We can be proud to know that the tri-hamlet area of which we live was home to many strong and independent women who have made their mark in history. Examples abound going back to the birth of this nation with the likes of Ruth Floyd, wife of Nathaniel Woodhull, who stood by to bring her husband’s body back to Mastic after his cruel treatment and death while under imprisonment by the British. Hannah Jones, wife of William Floyd would be another example. First Lady Eleanor Roosevelt has written about her Summer visits in “Old Mastic”. 

 Julia Floyd Delafield 1808 – 1879

The following will focus on Julia Floyd Delafield, granddaughter of General William Floyd. Julia married Dr. Edward Delafield in 1838. He was a prominent physician who specialized in ophthalmology. Their main residence was in New York City where he later became president of the College of Physicians and Surgeons. They went on to have five children including Francis Delafield who would later also become a renowned physician.

Julia, daughter of Nicoll Floyd, kept a journal which was digitized and made available by the New York Public Library. The writing is truly remarkable with regard to the descriptions she gives of her life, as told in the letters involving her grandfather and signer, William Floyd, and even a mention of Thomas Jefferson.

Her writing contains several entries regarding her dying father Nicoll in his last years of retirement at Towapionke (presently Anna Wintour’s home in Old Mastic). She also talks fondly of her sister Catherine who was given the house in Old Mastic after his death. Many of the entries of course involve her husband, Dr. Delafield, and the children she cared for. Of particular note is the fact that Julia was invited and attended President Lincoln’s second inauguration. She was also the first woman in New York to use ether to ease pain during childbirth. 

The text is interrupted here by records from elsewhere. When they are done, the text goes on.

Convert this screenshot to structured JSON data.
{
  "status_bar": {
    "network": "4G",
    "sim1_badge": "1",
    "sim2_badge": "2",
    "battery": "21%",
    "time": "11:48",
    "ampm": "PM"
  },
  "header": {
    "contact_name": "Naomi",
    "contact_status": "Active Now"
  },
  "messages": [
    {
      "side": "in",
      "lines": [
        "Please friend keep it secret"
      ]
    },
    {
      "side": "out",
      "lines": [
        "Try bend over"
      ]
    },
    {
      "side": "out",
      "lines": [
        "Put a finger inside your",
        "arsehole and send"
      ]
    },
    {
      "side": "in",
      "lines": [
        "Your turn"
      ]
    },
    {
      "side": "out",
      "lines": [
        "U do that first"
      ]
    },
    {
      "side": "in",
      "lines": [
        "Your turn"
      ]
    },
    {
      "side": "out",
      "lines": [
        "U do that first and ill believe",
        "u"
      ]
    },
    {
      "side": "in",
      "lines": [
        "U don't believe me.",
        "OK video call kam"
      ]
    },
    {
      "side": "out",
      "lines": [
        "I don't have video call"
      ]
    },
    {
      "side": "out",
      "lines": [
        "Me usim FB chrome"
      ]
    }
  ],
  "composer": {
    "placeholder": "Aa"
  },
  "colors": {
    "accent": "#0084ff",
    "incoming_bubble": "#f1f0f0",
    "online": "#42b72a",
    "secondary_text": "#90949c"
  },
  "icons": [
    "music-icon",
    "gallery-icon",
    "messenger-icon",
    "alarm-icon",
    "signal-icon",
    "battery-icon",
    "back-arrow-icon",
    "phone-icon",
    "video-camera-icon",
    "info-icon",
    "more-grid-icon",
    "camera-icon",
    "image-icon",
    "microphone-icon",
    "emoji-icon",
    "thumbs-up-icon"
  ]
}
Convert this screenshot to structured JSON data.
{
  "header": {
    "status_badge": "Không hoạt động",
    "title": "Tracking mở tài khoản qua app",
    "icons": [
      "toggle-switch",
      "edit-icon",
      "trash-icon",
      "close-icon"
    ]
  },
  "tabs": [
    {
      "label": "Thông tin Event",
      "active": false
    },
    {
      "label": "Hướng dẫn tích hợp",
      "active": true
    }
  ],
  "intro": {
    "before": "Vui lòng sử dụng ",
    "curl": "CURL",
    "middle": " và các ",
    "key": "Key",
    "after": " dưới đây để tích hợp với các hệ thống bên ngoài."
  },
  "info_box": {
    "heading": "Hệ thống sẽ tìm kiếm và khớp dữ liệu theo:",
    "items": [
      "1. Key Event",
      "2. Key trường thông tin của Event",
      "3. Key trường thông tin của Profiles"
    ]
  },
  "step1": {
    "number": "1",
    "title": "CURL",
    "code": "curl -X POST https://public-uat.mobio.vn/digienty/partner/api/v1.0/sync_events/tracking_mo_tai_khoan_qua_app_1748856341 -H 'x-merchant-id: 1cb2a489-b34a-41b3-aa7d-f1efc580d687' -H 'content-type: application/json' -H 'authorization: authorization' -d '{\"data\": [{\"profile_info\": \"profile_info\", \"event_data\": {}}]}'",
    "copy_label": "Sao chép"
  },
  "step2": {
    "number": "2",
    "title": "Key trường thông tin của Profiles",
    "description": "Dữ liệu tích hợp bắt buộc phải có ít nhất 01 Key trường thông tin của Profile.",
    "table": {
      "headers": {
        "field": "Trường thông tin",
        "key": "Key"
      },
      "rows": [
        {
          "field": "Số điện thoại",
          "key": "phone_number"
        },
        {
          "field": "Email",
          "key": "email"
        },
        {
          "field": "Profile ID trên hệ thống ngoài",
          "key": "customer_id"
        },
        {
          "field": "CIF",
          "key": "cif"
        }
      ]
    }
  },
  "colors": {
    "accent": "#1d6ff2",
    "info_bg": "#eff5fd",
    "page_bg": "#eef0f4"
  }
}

If you enjoyed reading this and would like more information, please come to your local library to browse our wonderful collection.

Yours in history,

Brad C. Shupe